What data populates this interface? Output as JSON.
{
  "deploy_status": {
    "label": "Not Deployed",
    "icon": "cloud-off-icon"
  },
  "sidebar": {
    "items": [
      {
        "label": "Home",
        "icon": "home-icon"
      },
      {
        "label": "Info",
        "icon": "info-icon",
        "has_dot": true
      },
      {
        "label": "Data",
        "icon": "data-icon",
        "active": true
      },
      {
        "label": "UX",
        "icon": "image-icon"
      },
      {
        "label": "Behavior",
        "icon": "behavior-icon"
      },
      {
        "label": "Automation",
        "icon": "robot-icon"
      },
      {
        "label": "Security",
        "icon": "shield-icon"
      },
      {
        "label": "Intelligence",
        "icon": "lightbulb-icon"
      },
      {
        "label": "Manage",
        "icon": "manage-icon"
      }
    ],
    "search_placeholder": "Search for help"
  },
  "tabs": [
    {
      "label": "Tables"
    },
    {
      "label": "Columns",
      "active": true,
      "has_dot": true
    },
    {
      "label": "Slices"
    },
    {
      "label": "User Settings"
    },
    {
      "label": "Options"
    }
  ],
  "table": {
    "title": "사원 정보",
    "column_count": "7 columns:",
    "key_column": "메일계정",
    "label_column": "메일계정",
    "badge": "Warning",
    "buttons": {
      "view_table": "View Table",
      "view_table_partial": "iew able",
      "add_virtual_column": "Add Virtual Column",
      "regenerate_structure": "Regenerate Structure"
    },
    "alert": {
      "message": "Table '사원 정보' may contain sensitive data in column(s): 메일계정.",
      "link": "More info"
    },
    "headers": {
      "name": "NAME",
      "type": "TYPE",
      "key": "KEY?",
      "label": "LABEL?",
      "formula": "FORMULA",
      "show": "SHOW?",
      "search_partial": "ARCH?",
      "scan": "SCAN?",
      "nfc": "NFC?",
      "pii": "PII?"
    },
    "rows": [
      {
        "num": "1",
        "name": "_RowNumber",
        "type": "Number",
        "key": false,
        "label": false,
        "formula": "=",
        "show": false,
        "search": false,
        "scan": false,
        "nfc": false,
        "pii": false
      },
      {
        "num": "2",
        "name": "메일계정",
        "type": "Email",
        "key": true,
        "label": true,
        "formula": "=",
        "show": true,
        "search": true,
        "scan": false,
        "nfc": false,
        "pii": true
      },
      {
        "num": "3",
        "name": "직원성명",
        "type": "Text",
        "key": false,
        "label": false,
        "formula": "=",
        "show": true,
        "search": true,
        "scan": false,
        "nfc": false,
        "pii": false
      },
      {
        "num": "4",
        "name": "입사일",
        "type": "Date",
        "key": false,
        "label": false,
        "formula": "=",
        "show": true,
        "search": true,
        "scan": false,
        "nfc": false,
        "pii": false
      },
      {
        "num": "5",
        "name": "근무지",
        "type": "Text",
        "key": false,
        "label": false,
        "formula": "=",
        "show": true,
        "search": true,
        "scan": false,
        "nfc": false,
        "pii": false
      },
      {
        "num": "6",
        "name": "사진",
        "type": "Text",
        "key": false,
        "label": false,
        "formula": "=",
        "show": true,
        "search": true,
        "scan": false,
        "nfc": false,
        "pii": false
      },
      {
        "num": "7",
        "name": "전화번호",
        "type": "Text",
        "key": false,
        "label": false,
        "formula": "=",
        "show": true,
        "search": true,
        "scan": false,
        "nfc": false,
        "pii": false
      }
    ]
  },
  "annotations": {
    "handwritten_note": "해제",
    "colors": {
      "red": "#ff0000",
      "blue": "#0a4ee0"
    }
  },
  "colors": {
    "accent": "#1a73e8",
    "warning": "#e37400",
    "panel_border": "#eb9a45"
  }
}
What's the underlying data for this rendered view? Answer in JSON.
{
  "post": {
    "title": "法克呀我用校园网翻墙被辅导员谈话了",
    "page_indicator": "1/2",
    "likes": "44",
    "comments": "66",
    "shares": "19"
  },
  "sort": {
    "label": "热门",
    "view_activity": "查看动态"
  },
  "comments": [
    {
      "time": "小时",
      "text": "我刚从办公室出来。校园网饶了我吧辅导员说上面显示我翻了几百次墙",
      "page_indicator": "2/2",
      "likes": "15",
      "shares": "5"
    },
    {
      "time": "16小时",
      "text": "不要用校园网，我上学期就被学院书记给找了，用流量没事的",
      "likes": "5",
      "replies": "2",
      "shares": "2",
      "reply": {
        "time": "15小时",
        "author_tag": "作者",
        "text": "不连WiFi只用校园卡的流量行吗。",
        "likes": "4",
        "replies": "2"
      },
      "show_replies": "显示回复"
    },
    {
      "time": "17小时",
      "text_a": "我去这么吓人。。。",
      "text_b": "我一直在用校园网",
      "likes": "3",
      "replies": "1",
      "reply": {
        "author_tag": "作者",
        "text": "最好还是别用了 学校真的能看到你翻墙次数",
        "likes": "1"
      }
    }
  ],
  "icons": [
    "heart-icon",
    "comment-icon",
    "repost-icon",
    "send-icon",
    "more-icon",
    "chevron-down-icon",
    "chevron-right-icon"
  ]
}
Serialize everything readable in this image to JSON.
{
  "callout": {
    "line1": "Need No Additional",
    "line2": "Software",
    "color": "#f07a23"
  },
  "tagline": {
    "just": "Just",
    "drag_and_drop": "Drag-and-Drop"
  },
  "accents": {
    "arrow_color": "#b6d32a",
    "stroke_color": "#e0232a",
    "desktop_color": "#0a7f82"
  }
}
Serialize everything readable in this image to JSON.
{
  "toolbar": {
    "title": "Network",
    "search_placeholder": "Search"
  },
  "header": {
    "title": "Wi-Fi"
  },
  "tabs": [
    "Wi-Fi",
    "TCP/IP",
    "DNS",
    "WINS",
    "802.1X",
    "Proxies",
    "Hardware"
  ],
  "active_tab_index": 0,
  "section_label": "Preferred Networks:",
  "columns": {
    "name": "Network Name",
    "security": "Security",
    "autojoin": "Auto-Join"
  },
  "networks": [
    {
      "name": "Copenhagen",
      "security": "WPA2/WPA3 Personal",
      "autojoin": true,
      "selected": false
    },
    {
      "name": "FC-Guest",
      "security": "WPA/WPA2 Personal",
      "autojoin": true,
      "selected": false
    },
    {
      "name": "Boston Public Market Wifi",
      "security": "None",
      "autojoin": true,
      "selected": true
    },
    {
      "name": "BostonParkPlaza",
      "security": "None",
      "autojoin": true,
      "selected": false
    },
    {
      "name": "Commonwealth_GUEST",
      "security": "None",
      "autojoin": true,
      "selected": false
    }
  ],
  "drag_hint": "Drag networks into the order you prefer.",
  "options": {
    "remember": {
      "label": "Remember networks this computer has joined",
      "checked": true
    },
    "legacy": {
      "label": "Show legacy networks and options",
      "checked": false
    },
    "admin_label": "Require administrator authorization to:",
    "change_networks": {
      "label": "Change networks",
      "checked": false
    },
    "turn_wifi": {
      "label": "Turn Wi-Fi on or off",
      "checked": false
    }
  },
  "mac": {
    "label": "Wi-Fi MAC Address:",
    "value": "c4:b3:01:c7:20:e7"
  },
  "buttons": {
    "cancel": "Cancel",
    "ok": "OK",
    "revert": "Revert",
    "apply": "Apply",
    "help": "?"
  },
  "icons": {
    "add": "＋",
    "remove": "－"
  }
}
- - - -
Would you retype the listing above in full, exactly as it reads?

What data populates this interface? Output as JSON.
{
  "deploy_status": {
    "label": "Not Deployed",
    "icon": "cloud-off-icon"
  },
  "sidebar": {
    "items": [
      {
        "label": "Home",
        "icon": "home-icon"
      },
      {
        "label": "Info",
        "icon": "info-icon",
        "has_dot": true
      },
      {
        "label": "Data",
        "icon": "data-icon",
        "active": true
      },
      {
        "label": "UX",
        "icon": "image-icon"
      },
      {
        "label": "Behavior",
        "icon": "behavior-icon"
      },
      {
        "label": "Automation",
        "icon": "robot-icon"
      },
      {
        "label": "Security",
        "icon": "shield-icon"
      },
      {
        "label": "Intelligence",
        "icon": "lightbulb-icon"
      },
      {
        "label": "Manage",
        "icon": "manage-icon"
      }
    ],
    "search_placeholder": "Search for help"
  },
  "tabs": [
    {
      "label": "Tables"
    },
    {
      "label": "Columns",
      "active": true,
      "has_dot": true
    },
    {
      "label": "Slices"
    },
    {
      "label": "User Settings"
    },
    {
      "label": "Options"
    }
  ],
  "table": {
    "title": "사원 정보",
    "column_count": "7 columns:",
    "key_column": "메일계정",
    "label_column": "메일계정",
    "badge": "Warning",
    "buttons": {
      "view_table": "View Table",
      "view_table_partial": "iew able",
      "add_virtual_column": "Add Virtual Column",
      "regenerate_structure": "Regenerate Structure"
    },
    "alert": {
      "message": "Table '사원 정보' may contain sensitive data in column(s): 메일계정.",
      "link": "More info"
    },
    "headers": {
      "name": "NAME",
      "type": "TYPE",
      "key": "KEY?",
      "label": "LABEL?",
      "formula": "FORMULA",
      "show": "SHOW?",
      "search_partial": "ARCH?",
      "scan": "SCAN?",
      "nfc": "NFC?",
      "pii": "PII?"
    },
    "rows": [
      {
        "num": "1",
        "name": "_RowNumber",
        "type": "Number",
        "key": false,
        "label": false,
        "formula": "=",
        "show": false,
        "search": false,
        "scan": false,
        "nfc": false,
        "pii": false
      },
      {
        "num": "2",
        "name": "메일계정",
        "type": "Email",
        "key": true,
        "label": true,
        "formula": "=",
        "show": true,
        "search": true,
        "scan": false,
        "nfc": false,
        "pii": true
      },
      {
        "num": "3",
        "name": "직원성명",
        "type": "Text",
        "key": false,
        "label": false,
        "formula": "=",
        "show": true,
        "search": true,
        "scan": false,
        "nfc": false,
        "pii": false
      },
      {
        "num": "4",
        "name": "입사일",
        "type": "Date",
        "key": false,
        "label": false,
        "formula": "=",
        "show": true,
        "search": true,
        "scan": false,
        "nfc": false,
        "pii": false
      },
      {
        "num": "5",
        "name": "근무지",
        "type": "Text",
        "key": false,
        "label": false,
        "formula": "=",
        "show": true,
        "search": true,
        "scan": false,
        "nfc": false,
        "pii": false
      },
      {
        "num": "6",
        "name": "사진",
        "type": "Text",
        "key": false,
        "label": false,
        "formula": "=",
        "show": true,
        "search": true,
        "scan": false,
        "nfc": false,
        "pii": false
      },
      {
        "num": "7",
        "name": "전화번호",
        "type": "Text",
        "key": false,
        "label": false,
        "formula": "=",
        "show": true,
        "search": true,
        "scan": false,
        "nfc": false,
        "pii": false
      }
    ]
  },
  "annotations": {
    "handwritten_note": "해제",
    "colors": {
      "red": "#ff0000",
      "blue": "#0a4ee0"
    }
  },
  "colors": {
    "accent": "#1a73e8",
    "warning": "#e37400",
    "panel_border": "#eb9a45"
  }
}
What's the underlying data for this rendered view? Answer in JSON.
{
  "post": {
    "title": "法克呀我用校园网翻墙被辅导员谈话了",
    "page_indicator": "1/2",
    "likes": "44",
    "comments": "66",
    "shares": "19"
  },
  "sort": {
    "label": "热门",
    "view_activity": "查看动态"
  },
  "comments": [
    {
      "time": "小时",
      "text": "我刚从办公室出来。校园网饶了我吧辅导员说上面显示我翻了几百次墙",
      "page_indicator": "2/2",
      "likes": "15",
      "shares": "5"
    },
    {
      "time": "16小时",
      "text": "不要用校园网，我上学期就被学院书记给找了，用流量没事的",
      "likes": "5",
      "replies": "2",
      "shares": "2",
      "reply": {
        "time": "15小时",
        "author_tag": "作者",
        "text": "不连WiFi只用校园卡的流量行吗。",
        "likes": "4",
        "replies": "2"
      },
      "show_replies": "显示回复"
    },
    {
      "time": "17小时",
      "text_a": "我去这么吓人。。。",
      "text_b": "我一直在用校园网",
      "likes": "3",
      "replies": "1",
      "reply": {
        "author_tag": "作者",
        "text": "最好还是别用了 学校真的能看到你翻墙次数",
        "likes": "1"
      }
    }
  ],
  "icons": [
    "heart-icon",
    "comment-icon",
    "repost-icon",
    "send-icon",
    "more-icon",
    "chevron-down-icon",
    "chevron-right-icon"
  ]
}
Serialize everything readable in this image to JSON.
{
  "callout": {
    "line1": "Need No Additional",
    "line2": "Software",
    "color": "#f07a23"
  },
  "tagline": {
    "just": "Just",
    "drag_and_drop": "Drag-and-Drop"
  },
  "accents": {
    "arrow_color": "#b6d32a",
    "stroke_color": "#e0232a",
    "desktop_color": "#0a7f82"
  }
}
Serialize everything readable in this image to JSON.
{
  "toolbar": {
    "title": "Network",
    "search_placeholder": "Search"
  },
  "header": {
    "title": "Wi-Fi"
  },
  "tabs": [
    "Wi-Fi",
    "TCP/IP",
    "DNS",
    "WINS",
    "802.1X",
    "Proxies",
    "Hardware"
  ],
  "active_tab_index": 0,
  "section_label": "Preferred Networks:",
  "columns": {
    "name": "Network Name",
    "security": "Security",
    "autojoin": "Auto-Join"
  },
  "networks": [
    {
      "name": "Copenhagen",
      "security": "WPA2/WPA3 Personal",
      "autojoin": true,
      "selected": false
    },
    {
      "name": "FC-Guest",
      "security": "WPA/WPA2 Personal",
      "autojoin": true,
      "selected": false
    },
    {
      "name": "Boston Public Market Wifi",
      "security": "None",
      "autojoin": true,
      "selected": true
    },
    {
      "name": "BostonParkPlaza",
      "security": "None",
      "autojoin": true,
      "selected": false
    },
    {
      "name": "Commonwealth_GUEST",
      "security": "None",
      "autojoin": true,
      "selected": false
    }
  ],
  "drag_hint": "Drag networks into the order you prefer.",
  "options": {
    "remember": {
      "label": "Remember networks this computer has joined",
      "checked": true
    },
    "legacy": {
      "label": "Show legacy networks and options",
      "checked": false
    },
    "admin_label": "Require administrator authorization to:",
    "change_networks": {
      "label": "Change networks",
      "checked": false
    },
    "turn_wifi": {
      "label": "Turn Wi-Fi on or off",
      "checked": false
    }
  },
  "mac": {
    "label": "Wi-Fi MAC Address:",
    "value": "c4:b3:01:c7:20:e7"
  },
  "buttons": {
    "cancel": "Cancel",
    "ok": "OK",
    "revert": "Revert",
    "apply": "Apply",
    "help": "?"
  },
  "icons": {
    "add": "＋",
    "remove": "－"
  }
}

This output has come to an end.